> **Work instruction**
Retype the data exactly. Spelling and punctuation stay as they are.

> **Exercise material**
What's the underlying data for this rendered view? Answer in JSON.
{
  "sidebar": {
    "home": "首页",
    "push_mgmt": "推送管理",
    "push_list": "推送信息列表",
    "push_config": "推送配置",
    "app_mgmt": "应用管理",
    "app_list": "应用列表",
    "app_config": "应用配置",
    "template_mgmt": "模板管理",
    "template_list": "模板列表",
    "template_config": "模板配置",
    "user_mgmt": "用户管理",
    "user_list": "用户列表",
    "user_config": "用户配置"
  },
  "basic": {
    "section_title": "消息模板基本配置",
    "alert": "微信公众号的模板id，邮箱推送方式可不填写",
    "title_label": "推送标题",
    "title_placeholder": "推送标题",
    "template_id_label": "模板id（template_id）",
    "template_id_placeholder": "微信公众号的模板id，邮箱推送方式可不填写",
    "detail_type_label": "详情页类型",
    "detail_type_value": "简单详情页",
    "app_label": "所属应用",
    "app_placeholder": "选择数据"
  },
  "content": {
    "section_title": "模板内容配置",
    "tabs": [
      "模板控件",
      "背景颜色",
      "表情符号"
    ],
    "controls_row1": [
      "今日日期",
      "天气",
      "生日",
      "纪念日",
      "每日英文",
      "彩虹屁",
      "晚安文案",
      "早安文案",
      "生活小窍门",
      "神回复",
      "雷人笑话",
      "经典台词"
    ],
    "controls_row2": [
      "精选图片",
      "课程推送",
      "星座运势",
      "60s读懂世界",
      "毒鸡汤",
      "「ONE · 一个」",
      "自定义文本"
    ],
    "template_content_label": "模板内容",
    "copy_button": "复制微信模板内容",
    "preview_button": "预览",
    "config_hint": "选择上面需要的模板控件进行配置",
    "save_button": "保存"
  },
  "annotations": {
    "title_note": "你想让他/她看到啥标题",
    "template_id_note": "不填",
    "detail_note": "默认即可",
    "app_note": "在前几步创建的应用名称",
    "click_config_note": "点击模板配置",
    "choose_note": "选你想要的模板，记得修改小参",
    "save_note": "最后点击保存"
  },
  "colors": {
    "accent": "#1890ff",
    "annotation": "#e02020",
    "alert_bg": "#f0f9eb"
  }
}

> **Task answer**
What's the underlying data for this rendered view? Answer in JSON.
{
  "sidebar": {
    "home": "首页",
    "push_mgmt": "推送管理",
    "push_list": "推送信息列表",
    "push_config": "推送配置",
    "app_mgmt": "应用管理",
    "app_list": "应用列表",
    "app_config": "应用配置",
    "template_mgmt": "模板管理",
    "template_list": "模板列表",
    "template_config": "模板配置",
    "user_mgmt": "用户管理",
    "user_list": "用户列表",
    "user_config": "用户配置"
  },
  "basic": {
    "section_title": "消息模板基本配置",
    "alert": "微信公众号的模板id，邮箱推送方式可不填写",
    "title_label": "推送标题",
    "title_placeholder": "推送标题",
    "template_id_label": "模板id（template_id）",
    "template_id_placeholder": "微信公众号的模板id，邮箱推送方式可不填写",
    "detail_type_label": "详情页类型",
    "detail_type_value": "简单详情页",
    "app_label": "所属应用",
    "app_placeholder": "选择数据"
  },
  "content": {
    "section_title": "模板内容配置",
    "tabs": [
      "模板控件",
      "背景颜色",
      "表情符号"
    ],
    "controls_row1": [
      "今日日期",
      "天气",
      "生日",
      "纪念日",
      "每日英文",
      "彩虹屁",
      "晚安文案",
      "早安文案",
      "生活小窍门",
      "神回复",
      "雷人笑话",
      "经典台词"
    ],
    "controls_row2": [
      "精选图片",
      "课程推送",
      "星座运势",
      "60s读懂世界",
      "毒鸡汤",
      "「ONE · 一个」",
      "自定义文本"
    ],
    "template_content_label": "模板内容",
    "copy_button": "复制微信模板内容",
    "preview_button": "预览",
    "config_hint": "选择上面需要的模板控件进行配置",
    "save_button": "保存"
  },
  "annotations": {
    "title_note": "你想让他/她看到啥标题",
    "template_id_note": "不填",
    "detail_note": "默认即可",
    "app_note": "在前几步创建的应用名称",
    "click_config_note": "点击模板配置",
    "choose_note": "选你想要的模板，记得修改小参",
    "save_note": "最后点击保存"
  },
  "colors": {
    "accent": "#1890ff",
    "annotation": "#e02020",
    "alert_bg": "#f0f9eb"
  }
}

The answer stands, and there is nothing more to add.